WHAT YOU NEED TO DO: Pictures aside, restate the records below exactly as written.

THE DATA:
-------------------------

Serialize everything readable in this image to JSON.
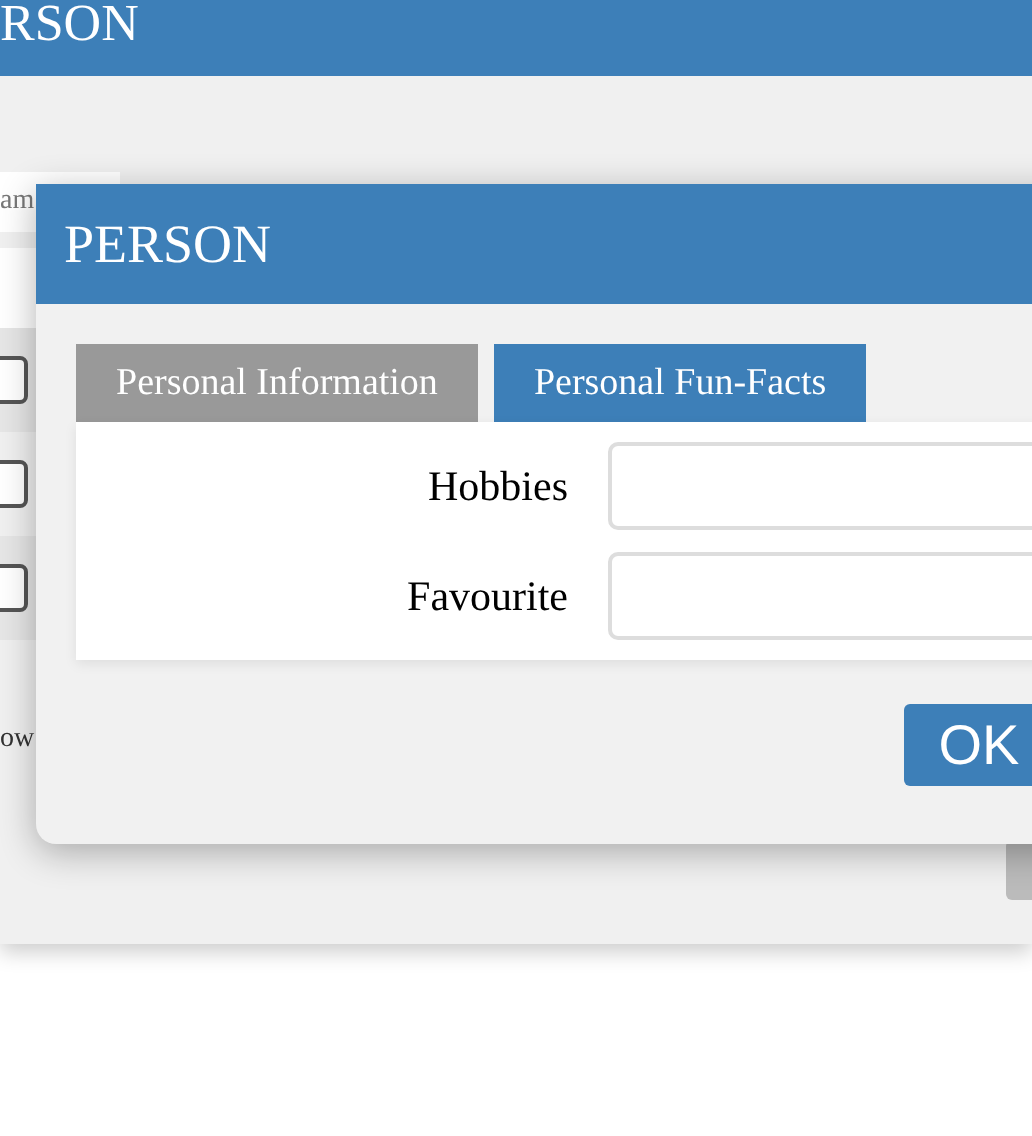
{
  "background_window": {
    "title": "RSON",
    "search": {
      "placeholder": "am"
    },
    "rows": [
      {
        "checked": false
      },
      {
        "checked": false
      },
      {
        "checked": false
      }
    ],
    "footer_text": "ow"
  },
  "dialog": {
    "title": "PERSON",
    "tabs": [
      {
        "label": "Personal Information",
        "selected": false
      },
      {
        "label": "Personal Fun-Facts",
        "selected": true
      }
    ],
    "fields": [
      {
        "label": "Hobbies"
      },
      {
        "label": "Favourite"
      }
    ],
    "buttons": [
      "OK"
    ]
  }
}
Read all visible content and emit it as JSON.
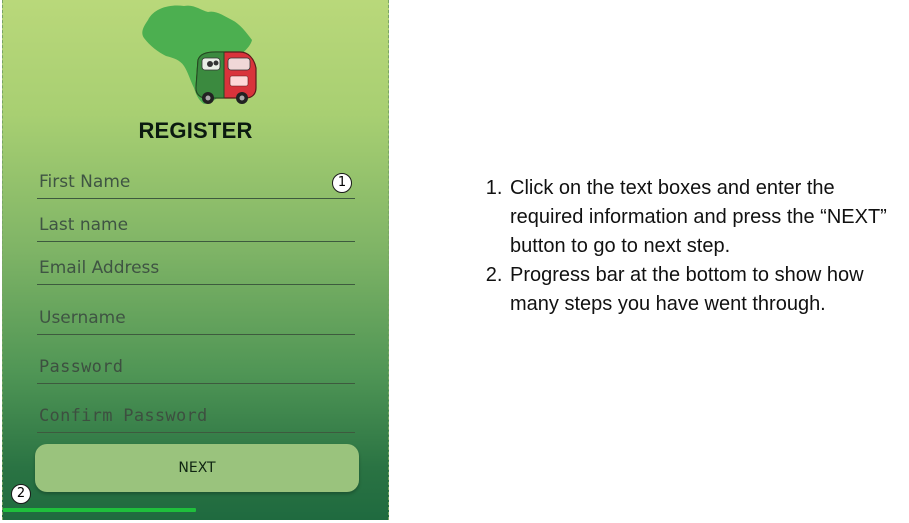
{
  "screen": {
    "title": "REGISTER",
    "fields": {
      "first_name": {
        "placeholder": "First Name"
      },
      "last_name": {
        "placeholder": "Last name"
      },
      "email": {
        "placeholder": "Email Address"
      },
      "username": {
        "placeholder": "Username"
      },
      "password": {
        "placeholder": "Password"
      },
      "confirm_password": {
        "placeholder": "Confirm Password"
      }
    },
    "next_label": "NEXT",
    "progress": {
      "fraction": 0.5
    }
  },
  "callouts": {
    "one": "1",
    "two": "2"
  },
  "instructions": {
    "items": [
      "Click on the text boxes and enter the required information and press the “NEXT” button to go to next step.",
      "Progress bar at the bottom to show how many steps you have went through."
    ]
  },
  "colors": {
    "africa_green": "#4caf50",
    "bus_red": "#d9333b",
    "button": "#9ac37d",
    "progress": "#1fbf3c"
  },
  "icons": {
    "logo": "africa-taxi-logo"
  }
}
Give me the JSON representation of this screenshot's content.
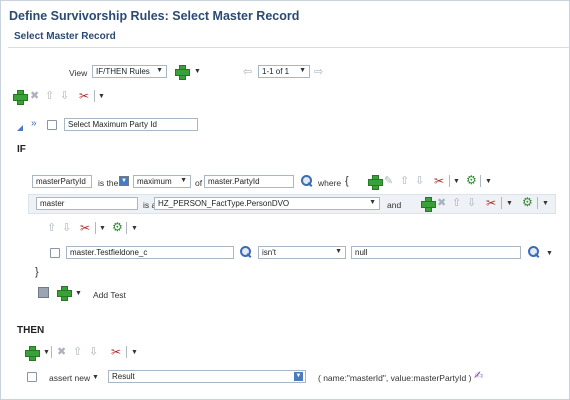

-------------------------

ANSWER FOR THE TASK:
Serialize everything readable in this image to JSON.
{
  "background_window": {
    "title": "RSON",
    "search": {
      "placeholder": "am"
    },
    "rows": [
      {
        "checked": false
      },
      {
        "checked": false
      },
      {
        "checked": false
      }
    ],
    "footer_text": "ow"
  },
  "dialog": {
    "title": "PERSON",
    "tabs": [
      {
        "label": "Personal Information",
        "selected": false
      },
      {
        "label": "Personal Fun-Facts",
        "selected": true
      }
    ],
    "fields": [
      {
        "label": "Hobbies"
      },
      {
        "label": "Favourite"
      }
    ],
    "buttons": [
      "OK"
    ]
  }
}
Read all visible content and emit it as JSON.
{
  "screen": {
    "title": "REGISTER",
    "fields": {
      "first_name": {
        "placeholder": "First Name"
      },
      "last_name": {
        "placeholder": "Last name"
      },
      "email": {
        "placeholder": "Email Address"
      },
      "username": {
        "placeholder": "Username"
      },
      "password": {
        "placeholder": "Password"
      },
      "confirm_password": {
        "placeholder": "Confirm Password"
      }
    },
    "next_label": "NEXT",
    "progress": {
      "fraction": 0.5
    }
  },
  "callouts": {
    "one": "1",
    "two": "2"
  },
  "instructions": {
    "items": [
      "Click on the text boxes and enter the required information and press the “NEXT” button to go to next step.",
      "Progress bar at the bottom to show how many steps you have went through."
    ]
  },
  "colors": {
    "africa_green": "#4caf50",
    "bus_red": "#d9333b",
    "button": "#9ac37d",
    "progress": "#1fbf3c"
  },
  "icons": {
    "logo": "africa-taxi-logo"
  }
}
Give me the JSON representation of this screenshot's content.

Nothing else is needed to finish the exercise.